Drew, Mark can speak for himself, of course. But, with due respect:
1. Senator McCain does not allow for a ticking time bomb exception. He has grudgingly conceded that in a ticking bomb scenario an interrogator would probably resort to rough tactics—a concession he makes only after arguing, incongruously, that rough tactics never work.
In any event, his legislation made aggressive interrogation in the ticking-bomb situation illegal—he is instead relying on the interrogator to break the law and the president not to enforce it (either by pardon or by persuading the Justice Department not to prosecute—which, naturally, would be portrayed as outrageous political interference if it ever happened). And that is only if it turned out that the interrogee’s information led to the thwarting of a terrorist attack—which, of course, the interrogator could not know before making the decision to violate McCain’s law … thus strongly incentivizing him against doing so regardless of how many innocent lives might be lost.
2. McCain’s amendment, which extends Fifth Amendment rights to overseas terrorists, also makes it entirely plausible that the federal courts will eventually deem those terrorists entitled to Miranda warnings (which the Supreme Court recently held, in the Dickerson case, are part of the core Fifth Amendment guarantee). There is nothing conservative about extending judicially created rights to unlawful alien enemy combatants making war on the United States under circumstances where intelligence is our only defense.
3. There is, furthermore, nothing conservative about the position that “individual rights” created in the Constitution (a compact between the people of the United States and the government they created) extend to illegal aliens. To compare that to Bill Buckley’s position on drug legalization is about as fatuous as it gets.
4. The Gang of 14 deal directly resulted in (a) several Bush nominees not being confirmed, and (b) making it even easier for Democrats to block Bush nominees once control of the Senate switched to Democrats. The filibuster is not an appropriate basis to block a presidential nominee to the courts. And, even if that were not the case, since McCain has a long record of voting to confirm very liberal judges and justices, it is cold comfort to hear that he would filibuster an unacceptable nominee “if he felt he had to.”

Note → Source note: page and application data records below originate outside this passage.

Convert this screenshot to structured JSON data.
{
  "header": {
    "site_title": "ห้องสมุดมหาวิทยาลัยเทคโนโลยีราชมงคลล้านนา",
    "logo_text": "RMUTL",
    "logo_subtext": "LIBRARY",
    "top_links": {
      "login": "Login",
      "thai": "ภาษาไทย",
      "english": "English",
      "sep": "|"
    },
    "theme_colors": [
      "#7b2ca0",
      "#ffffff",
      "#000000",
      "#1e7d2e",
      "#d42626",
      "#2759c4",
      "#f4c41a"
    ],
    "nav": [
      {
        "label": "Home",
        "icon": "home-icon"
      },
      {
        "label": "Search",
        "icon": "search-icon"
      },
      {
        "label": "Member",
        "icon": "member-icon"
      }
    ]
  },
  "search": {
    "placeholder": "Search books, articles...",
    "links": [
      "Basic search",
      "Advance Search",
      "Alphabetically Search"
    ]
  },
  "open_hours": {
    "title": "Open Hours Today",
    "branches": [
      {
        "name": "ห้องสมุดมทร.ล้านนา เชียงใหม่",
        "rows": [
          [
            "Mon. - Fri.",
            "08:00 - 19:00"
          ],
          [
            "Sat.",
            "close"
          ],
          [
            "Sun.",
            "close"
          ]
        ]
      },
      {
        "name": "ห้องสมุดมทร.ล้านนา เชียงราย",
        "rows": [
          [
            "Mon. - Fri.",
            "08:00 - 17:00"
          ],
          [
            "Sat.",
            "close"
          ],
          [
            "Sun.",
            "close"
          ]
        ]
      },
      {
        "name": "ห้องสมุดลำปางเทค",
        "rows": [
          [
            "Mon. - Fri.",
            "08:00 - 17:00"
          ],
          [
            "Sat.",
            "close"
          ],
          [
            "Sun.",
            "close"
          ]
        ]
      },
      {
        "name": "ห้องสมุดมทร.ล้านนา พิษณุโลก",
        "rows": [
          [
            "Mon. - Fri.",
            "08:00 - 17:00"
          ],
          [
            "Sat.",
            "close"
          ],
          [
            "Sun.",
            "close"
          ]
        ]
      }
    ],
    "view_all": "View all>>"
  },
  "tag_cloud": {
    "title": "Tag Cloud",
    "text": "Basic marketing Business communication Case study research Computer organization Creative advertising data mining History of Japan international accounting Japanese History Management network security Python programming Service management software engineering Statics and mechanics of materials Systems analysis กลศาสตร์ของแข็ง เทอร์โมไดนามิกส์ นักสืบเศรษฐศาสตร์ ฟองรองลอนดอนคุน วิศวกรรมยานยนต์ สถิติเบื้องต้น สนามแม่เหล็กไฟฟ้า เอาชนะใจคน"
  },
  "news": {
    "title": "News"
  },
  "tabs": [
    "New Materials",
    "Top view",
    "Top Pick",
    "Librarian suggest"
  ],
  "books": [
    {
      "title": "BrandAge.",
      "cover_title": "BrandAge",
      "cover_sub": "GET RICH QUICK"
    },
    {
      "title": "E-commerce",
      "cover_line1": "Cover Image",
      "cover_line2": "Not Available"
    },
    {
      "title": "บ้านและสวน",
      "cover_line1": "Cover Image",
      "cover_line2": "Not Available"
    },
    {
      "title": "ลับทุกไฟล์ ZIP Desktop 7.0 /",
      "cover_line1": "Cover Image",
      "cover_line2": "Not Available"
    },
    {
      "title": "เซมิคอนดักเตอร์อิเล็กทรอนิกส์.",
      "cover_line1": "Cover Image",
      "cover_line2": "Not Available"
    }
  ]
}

5. McCain—who is lauded as consistently pro-life—is the only GOP candidate who has tried to suppress the speech of pro-life groups. He did it recently and assiduously, a years-long campaign in the Wisconsin Right to Life case, in which he filed amicus briefs in the Supreme Court in an effort to muzzle a pro-life group that wanted to get its message out regarding pro-abortion legislators. (See here and here.) As if that were not enough, the underlying purpose of his crusade was to further the assault on Free Speech rights spearheaded by his McCain/Feingold legislation. (Query whether you believe McCain/Feingold is also “driven by an inherently conservative respect for individual rights”?)